-- THE PROBLEM --
Check each line of the records below and collect those that include the word "data".

-- MATERIAL SHOWN --
==================================================
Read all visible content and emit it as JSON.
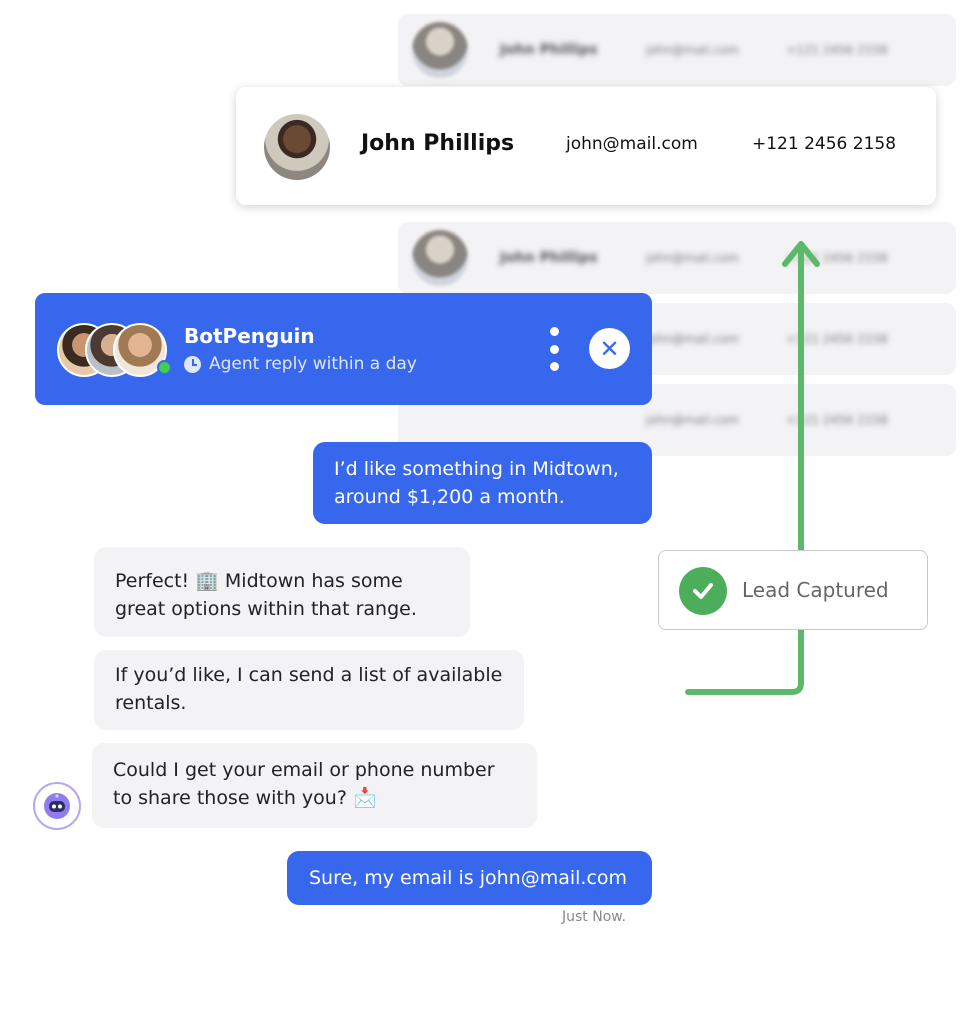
{
  "leads": {
    "blurred_rows": [
      {
        "name": "John Phillips",
        "email": "john@mail.com",
        "phone": "+121 2456 2158"
      },
      {
        "name": "John Phillips",
        "email": "john@mail.com",
        "phone": "+121 2456 2158"
      },
      {
        "name": "",
        "email": "john@mail.com",
        "phone": "+121 2456 2158"
      },
      {
        "name": "",
        "email": "john@mail.com",
        "phone": "+121 2456 2158"
      }
    ],
    "highlighted": {
      "name": "John Phillips",
      "email": "john@mail.com",
      "phone": "+121 2456 2158"
    }
  },
  "badge": {
    "label": "Lead Captured",
    "color": "#4cae5a"
  },
  "chat": {
    "header": {
      "bot_name": "BotPenguin",
      "status": "Agent reply within a day",
      "close_symbol": "✕"
    },
    "messages": {
      "user_1_line1": "I’d like something in Midtown,",
      "user_1_line2": "around $1,200 a month.",
      "bot_1_line1": "Perfect! 🏢  Midtown has some",
      "bot_1_line2": "great options within that range.",
      "bot_2_line1": "If you’d like, I can send a list of available",
      "bot_2_line2": "rentals.",
      "bot_3_line1": "Could I get your email or phone number",
      "bot_3_line2": "to share those with you? 📩",
      "user_2": "Sure, my email is john@mail.com"
    },
    "timestamp": "Just Now.",
    "accent": "#3767ec"
  }
}
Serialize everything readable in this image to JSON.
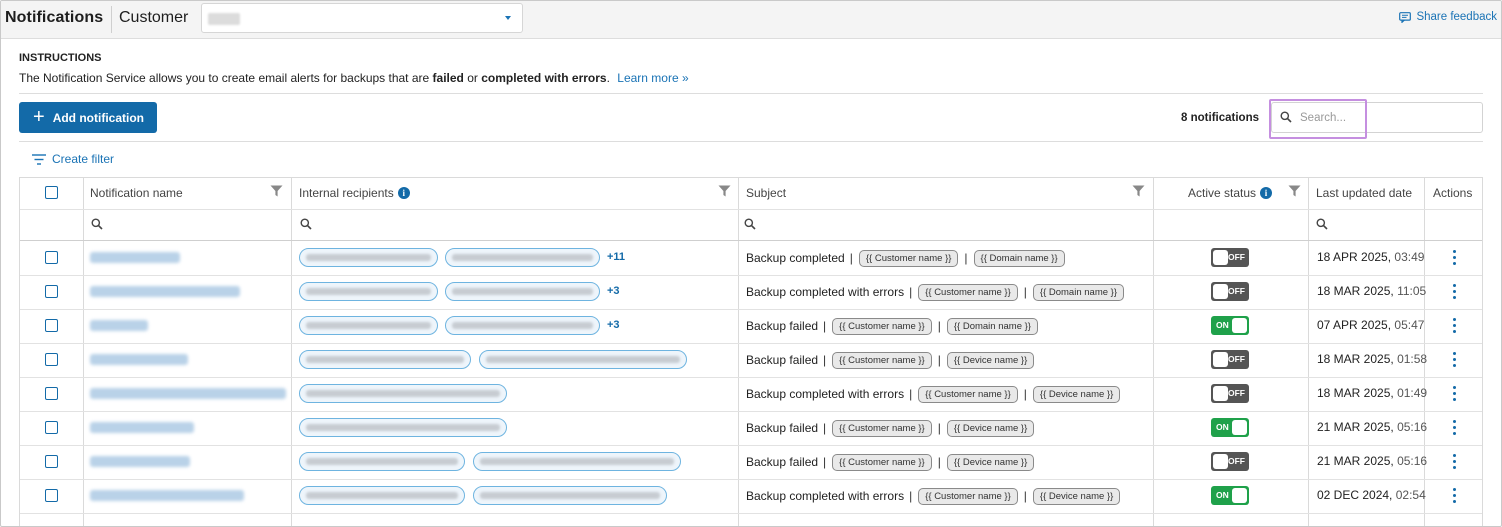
{
  "header": {
    "title": "Notifications",
    "customer_label": "Customer",
    "customer_value": "",
    "feedback_label": "Share feedback"
  },
  "instructions": {
    "heading": "INSTRUCTIONS",
    "text_before": "The Notification Service allows you to create email alerts for backups that are ",
    "failed": "failed",
    "text_or": " or ",
    "completed_with_errors": "completed with errors",
    "text_period": ".",
    "learn_more": "Learn more »"
  },
  "toolbar": {
    "add_label": "Add notification",
    "count_label": "8 notifications",
    "search_placeholder": "Search...",
    "create_filter": "Create filter"
  },
  "table": {
    "columns": {
      "name": "Notification name",
      "recipients": "Internal recipients",
      "subject": "Subject",
      "status": "Active status",
      "updated": "Last updated date",
      "actions": "Actions"
    },
    "rows": [
      {
        "subject": "Backup completed",
        "tag1": "{{ Customer name }}",
        "tag2": "{{ Domain name }}",
        "extra": "+11",
        "status": "OFF",
        "date": "18 APR 2025,",
        "time": "03:49"
      },
      {
        "subject": "Backup completed with errors",
        "tag1": "{{ Customer name }}",
        "tag2": "{{ Domain name }}",
        "extra": "+3",
        "status": "OFF",
        "date": "18 MAR 2025,",
        "time": "11:05"
      },
      {
        "subject": "Backup failed",
        "tag1": "{{ Customer name }}",
        "tag2": "{{ Domain name }}",
        "extra": "+3",
        "status": "ON",
        "date": "07 APR 2025,",
        "time": "05:47"
      },
      {
        "subject": "Backup failed",
        "tag1": "{{ Customer name }}",
        "tag2": "{{ Device name }}",
        "extra": "",
        "status": "OFF",
        "date": "18 MAR 2025,",
        "time": "01:58"
      },
      {
        "subject": "Backup completed with errors",
        "tag1": "{{ Customer name }}",
        "tag2": "{{ Device name }}",
        "extra": "",
        "status": "OFF",
        "date": "18 MAR 2025,",
        "time": "01:49"
      },
      {
        "subject": "Backup failed",
        "tag1": "{{ Customer name }}",
        "tag2": "{{ Device name }}",
        "extra": "",
        "status": "ON",
        "date": "21 MAR 2025,",
        "time": "05:16"
      },
      {
        "subject": "Backup failed",
        "tag1": "{{ Customer name }}",
        "tag2": "{{ Device name }}",
        "extra": "",
        "status": "OFF",
        "date": "21 MAR 2025,",
        "time": "05:16"
      },
      {
        "subject": "Backup completed with errors",
        "tag1": "{{ Customer name }}",
        "tag2": "{{ Device name }}",
        "extra": "",
        "status": "ON",
        "date": "02 DEC 2024,",
        "time": "02:54"
      }
    ]
  },
  "colors": {
    "primary": "#136aa8",
    "toggle_on": "#1fa14a",
    "toggle_off": "#555555",
    "highlight": "#c58fe0"
  }
}
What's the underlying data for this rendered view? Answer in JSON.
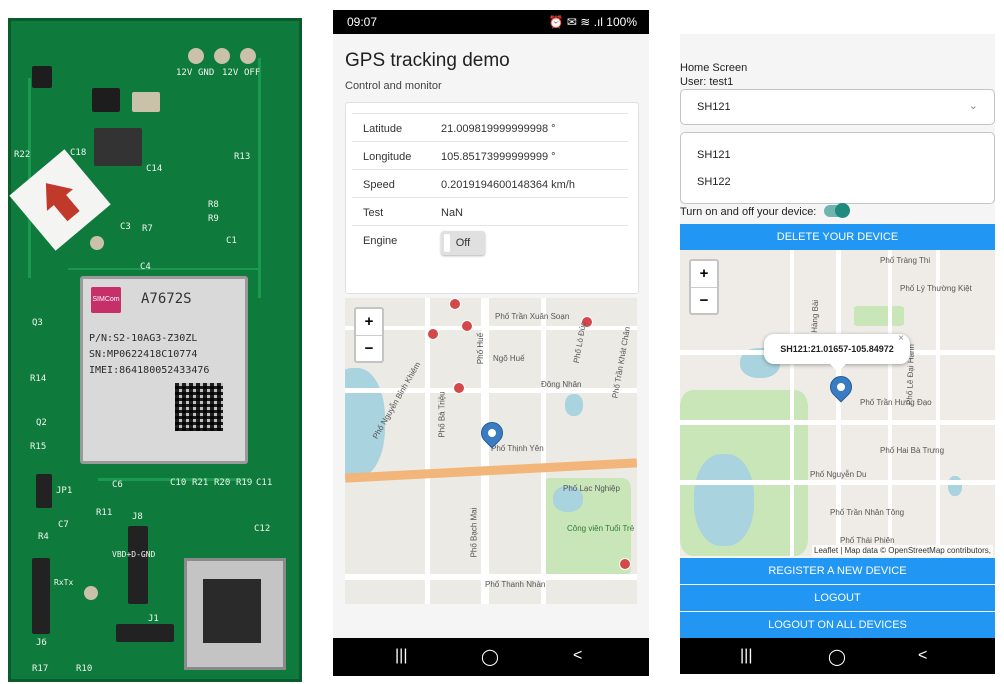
{
  "pcb": {
    "module_brand": "SIMCom",
    "module_model": "A7672S",
    "module_pn": "P/N:S2-10AG3-Z30ZL",
    "module_sn": "SN:MP0622418C10774",
    "module_imei": "IMEI:864180052433476",
    "labels": [
      "12V",
      "GND",
      "12V",
      "OFF",
      "C18",
      "C14",
      "R22",
      "R13",
      "R8",
      "R9",
      "C3",
      "R7",
      "C1",
      "C4",
      "Q3",
      "R14",
      "Q2",
      "R15",
      "JP1",
      "C7",
      "R4",
      "R11",
      "C6",
      "C10",
      "R21",
      "R20",
      "R19",
      "C11",
      "C12",
      "J8",
      "J6",
      "R17",
      "R10",
      "J1",
      "VBD+D-GND",
      "RxTx"
    ]
  },
  "phone1": {
    "status": {
      "time": "09:07",
      "icons": "⏰ ✉ ≋ .ıl 100%"
    },
    "title": "GPS tracking demo",
    "subtitle": "Control and monitor",
    "rows": [
      {
        "label": "Latitude",
        "value": "21.009819999999998 °"
      },
      {
        "label": "Longitude",
        "value": "105.85173999999999 °"
      },
      {
        "label": "Speed",
        "value": "0.2019194600148364 km/h"
      },
      {
        "label": "Test",
        "value": "NaN"
      },
      {
        "label": "Engine",
        "value": "Off"
      }
    ],
    "map": {
      "zoom_in": "+",
      "zoom_out": "−",
      "labels": [
        "Phố Trần Xuân Soạn",
        "Phố Huế",
        "Phố Lò Đúc",
        "Ngõ Huế",
        "Đông Nhân",
        "Phố Bà Triệu",
        "Phố Nguyễn Bỉnh Khiêm",
        "Phố Thịnh Yên",
        "Phố Bạch Mai",
        "Phố Lạc Nghiệp",
        "Công viên Tuổi Trẻ",
        "Phố Thanh Nhàn",
        "Phố Trần Khát Chân"
      ]
    },
    "nav": {
      "recent": "|||",
      "home": "◯",
      "back": "<"
    }
  },
  "phone2": {
    "home_label": "Home Screen",
    "user_label": "User: test1",
    "selected_device": "SH121",
    "devices": [
      "SH121",
      "SH122"
    ],
    "toggle_label": "Turn on and off your device:",
    "delete_button": "DELETE YOUR DEVICE",
    "popup": "SH121:21.01657-105.84972",
    "popup_close": "×",
    "map": {
      "zoom_in": "+",
      "zoom_out": "−",
      "attribution": "Leaflet | Map data © OpenStreetMap contributors,",
      "labels": [
        "Phố Hàng Bài",
        "Phố Lý Thường Kiệt",
        "Phố Trần Hưng Đạo",
        "Phố Hai Bà Trưng",
        "Phố Tràng Thi",
        "Phố Nguyễn Du",
        "Phố Trần Nhân Tông",
        "Phố Lê Đại Hành",
        "Phố Thái Phiên"
      ]
    },
    "register_button": "REGISTER A NEW DEVICE",
    "logout_button": "LOGOUT",
    "logout_all_button": "LOGOUT ON ALL DEVICES",
    "nav": {
      "recent": "|||",
      "home": "◯",
      "back": "<"
    }
  },
  "colors": {
    "accent_blue": "#2196f3",
    "pcb_green": "#0e7a3c",
    "toggle_teal": "#1f8a7e"
  }
}
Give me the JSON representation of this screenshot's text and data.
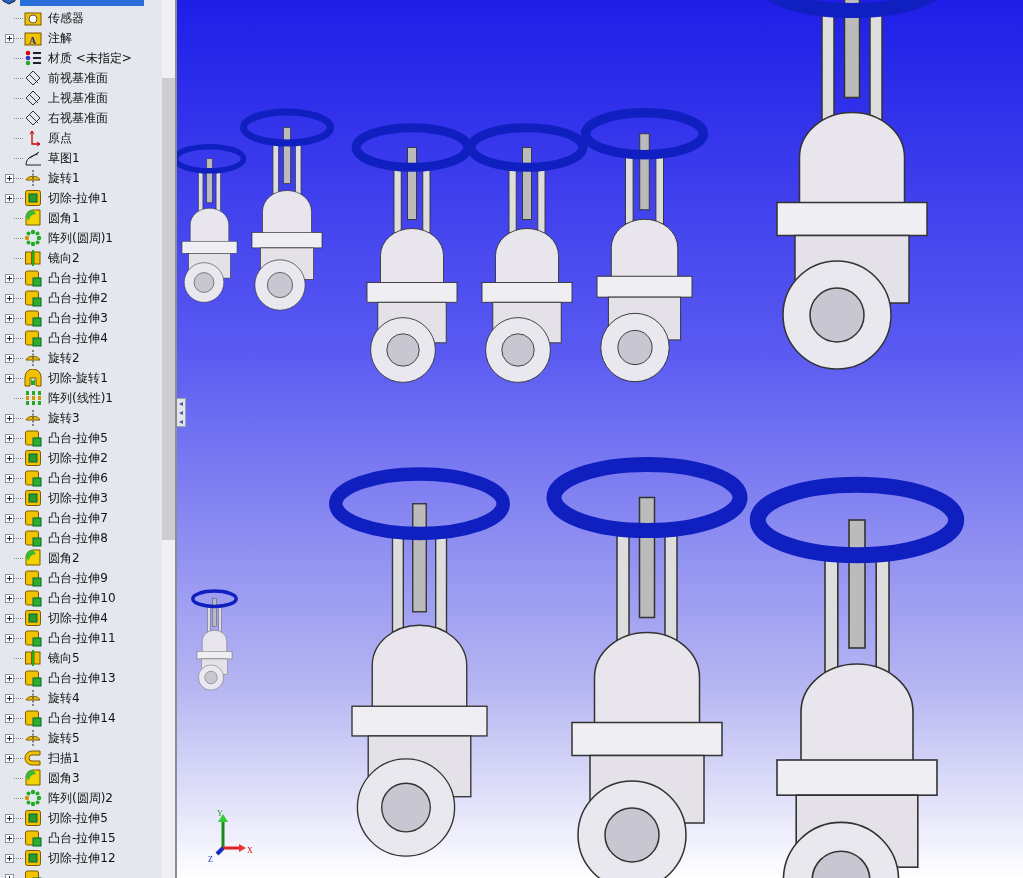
{
  "feature_tree": {
    "root": {
      "selected": true
    },
    "items": [
      {
        "label": "传感器",
        "kind": "sensor",
        "expandable": false
      },
      {
        "label": "注解",
        "kind": "annotation",
        "icon_text": "A",
        "expandable": true
      },
      {
        "label": "材质 <未指定>",
        "kind": "material",
        "expandable": false
      },
      {
        "label": "前视基准面",
        "kind": "plane",
        "expandable": false
      },
      {
        "label": "上视基准面",
        "kind": "plane",
        "expandable": false
      },
      {
        "label": "右视基准面",
        "kind": "plane",
        "expandable": false
      },
      {
        "label": "原点",
        "kind": "origin",
        "expandable": false
      },
      {
        "label": "草图1",
        "kind": "sketch",
        "expandable": false
      },
      {
        "label": "旋转1",
        "kind": "revolve",
        "expandable": true
      },
      {
        "label": "切除-拉伸1",
        "kind": "cut",
        "expandable": true
      },
      {
        "label": "圆角1",
        "kind": "fillet",
        "expandable": false
      },
      {
        "label": "阵列(圆周)1",
        "kind": "circular",
        "expandable": false
      },
      {
        "label": "镜向2",
        "kind": "mirror",
        "expandable": false
      },
      {
        "label": "凸台-拉伸1",
        "kind": "boss",
        "expandable": true
      },
      {
        "label": "凸台-拉伸2",
        "kind": "boss",
        "expandable": true
      },
      {
        "label": "凸台-拉伸3",
        "kind": "boss",
        "expandable": true
      },
      {
        "label": "凸台-拉伸4",
        "kind": "boss",
        "expandable": true
      },
      {
        "label": "旋转2",
        "kind": "revolve",
        "expandable": true
      },
      {
        "label": "切除-旋转1",
        "kind": "cutrevolve",
        "expandable": true
      },
      {
        "label": "阵列(线性)1",
        "kind": "linear",
        "expandable": false
      },
      {
        "label": "旋转3",
        "kind": "revolve",
        "expandable": true
      },
      {
        "label": "凸台-拉伸5",
        "kind": "boss",
        "expandable": true
      },
      {
        "label": "切除-拉伸2",
        "kind": "cut",
        "expandable": true
      },
      {
        "label": "凸台-拉伸6",
        "kind": "boss",
        "expandable": true
      },
      {
        "label": "切除-拉伸3",
        "kind": "cut",
        "expandable": true
      },
      {
        "label": "凸台-拉伸7",
        "kind": "boss",
        "expandable": true
      },
      {
        "label": "凸台-拉伸8",
        "kind": "boss",
        "expandable": true
      },
      {
        "label": "圆角2",
        "kind": "fillet",
        "expandable": false
      },
      {
        "label": "凸台-拉伸9",
        "kind": "boss",
        "expandable": true
      },
      {
        "label": "凸台-拉伸10",
        "kind": "boss",
        "expandable": true
      },
      {
        "label": "切除-拉伸4",
        "kind": "cut",
        "expandable": true
      },
      {
        "label": "凸台-拉伸11",
        "kind": "boss",
        "expandable": true
      },
      {
        "label": "镜向5",
        "kind": "mirror",
        "expandable": false
      },
      {
        "label": "凸台-拉伸13",
        "kind": "boss",
        "expandable": true
      },
      {
        "label": "旋转4",
        "kind": "revolve",
        "expandable": true
      },
      {
        "label": "凸台-拉伸14",
        "kind": "boss",
        "expandable": true
      },
      {
        "label": "旋转5",
        "kind": "revolve",
        "expandable": true
      },
      {
        "label": "扫描1",
        "kind": "sweep",
        "expandable": true
      },
      {
        "label": "圆角3",
        "kind": "fillet",
        "expandable": false
      },
      {
        "label": "阵列(圆周)2",
        "kind": "circular",
        "expandable": false
      },
      {
        "label": "切除-拉伸5",
        "kind": "cut",
        "expandable": true
      },
      {
        "label": "凸台-拉伸15",
        "kind": "boss",
        "expandable": true
      },
      {
        "label": "切除-拉伸12",
        "kind": "cut",
        "expandable": true
      },
      {
        "kind": "boss",
        "expandable": true
      }
    ]
  },
  "viewport": {
    "triad": {
      "x": "X",
      "y": "Y",
      "z": "Z"
    }
  }
}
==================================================
-- SOLUTION FOR THIS EXERCISE --
What's the underlying data for this rendered view? Answer in JSON.
      "attribution": "Leaflet | Map data © OpenStreetMap contributors,",
Give me the JSON representation of this screenshot's text and data.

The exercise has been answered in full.